Interface dataset entries
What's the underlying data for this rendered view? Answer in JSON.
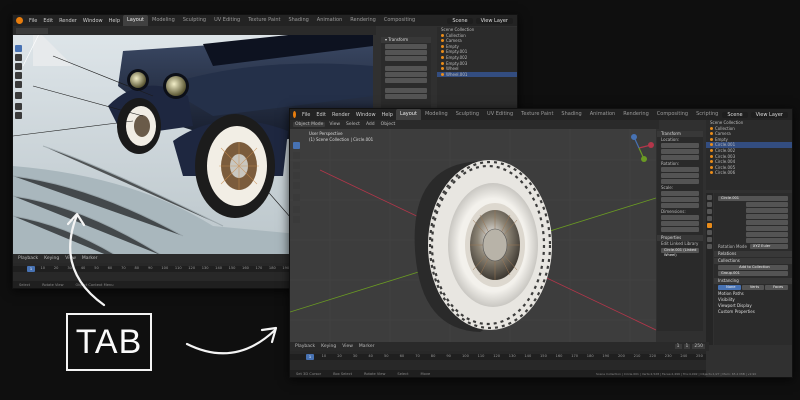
{
  "key_label": "TAB",
  "colors": {
    "blender_orange": "#e87d0d",
    "select_blue": "#4772b3",
    "axis_red": "#b3364a",
    "axis_green": "#6a9a23"
  },
  "window_back": {
    "menus": [
      "File",
      "Edit",
      "Render",
      "Window",
      "Help"
    ],
    "workspaces": [
      "Layout",
      "Modeling",
      "Sculpting",
      "UV Editing",
      "Texture Paint",
      "Shading",
      "Animation",
      "Rendering",
      "Compositing"
    ],
    "active_workspace": "Layout",
    "scene": "Scene",
    "view_layer": "View Layer",
    "outliner_rows": [
      "Scene Collection",
      "Collection",
      "Camera",
      "Empty",
      "Empty.001",
      "Empty.002",
      "Empty.003",
      "Wheel",
      "Wheel.001"
    ],
    "playback": [
      "Playback",
      "Keying",
      "View",
      "Marker"
    ],
    "frame_current": "1",
    "ruler": [
      "0",
      "10",
      "20",
      "30",
      "40",
      "50",
      "60",
      "70",
      "80",
      "90",
      "100",
      "110",
      "120",
      "130",
      "140",
      "150",
      "160",
      "170",
      "180",
      "190",
      "200",
      "210",
      "220",
      "230",
      "240",
      "250"
    ],
    "status": [
      "Select",
      "Rotate View",
      "Object Context Menu"
    ]
  },
  "window_front": {
    "menus": [
      "File",
      "Edit",
      "Render",
      "Window",
      "Help"
    ],
    "workspaces": [
      "Layout",
      "Modeling",
      "Sculpting",
      "UV Editing",
      "Texture Paint",
      "Shading",
      "Animation",
      "Rendering",
      "Compositing",
      "Scripting"
    ],
    "active_workspace": "Layout",
    "scene": "Scene",
    "view_layer": "View Layer",
    "object_mode": "Object Mode",
    "viewport_menus": [
      "View",
      "Select",
      "Add",
      "Object"
    ],
    "view_title": "User Perspective",
    "view_subtitle": "(1) Scene Collection | Circle.001",
    "outliner_rows": [
      "Scene Collection",
      "Collection",
      "Camera",
      "Empty",
      "Circle.001",
      "Circle.002",
      "Circle.003",
      "Circle.004",
      "Circle.005",
      "Circle.006"
    ],
    "transform_title": "Transform",
    "transform_sections": [
      "Location:",
      "Rotation:",
      "Scale:",
      "Dimensions:"
    ],
    "properties_title": "Properties",
    "linked_library": "Edit Linked Library",
    "linked_value": "Circle.001 (Linked Wheel)",
    "object_name": "Circle.001",
    "relations_header": "Relations",
    "collections_header": "Collections",
    "add_collection": "Add to Collection",
    "group_name": "Group.001",
    "instancing_header": "Instancing",
    "instancing_opts": [
      "None",
      "Verts",
      "Faces"
    ],
    "extra_headers": [
      "Motion Paths",
      "Visibility",
      "Viewport Display",
      "Custom Properties"
    ],
    "rotation_mode": "XYZ Euler",
    "rotation_mode_label": "Rotation Mode",
    "playback": [
      "Playback",
      "Keying",
      "View",
      "Marker"
    ],
    "frame_current": "1",
    "frame_start": "1",
    "frame_end": "250",
    "ruler": [
      "0",
      "10",
      "20",
      "30",
      "40",
      "50",
      "60",
      "70",
      "80",
      "90",
      "100",
      "110",
      "120",
      "130",
      "140",
      "150",
      "160",
      "170",
      "180",
      "190",
      "200",
      "210",
      "220",
      "230",
      "240",
      "250"
    ],
    "status": [
      "Set 3D Cursor",
      "Box Select",
      "Rotate View",
      "Select",
      "Move"
    ],
    "status_right": "Scene Collection | Circle.001 | Verts:2,528 | Faces:2,496 | Tris:4,992 | Objects:1/27 | Mem: 65.2 MiB | v2.90"
  }
}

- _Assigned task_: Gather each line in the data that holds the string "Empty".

- _Output of the task_:
      "Empty",
      "Empty.001",
      "Empty.002",
      "Empty.003",
      "Empty",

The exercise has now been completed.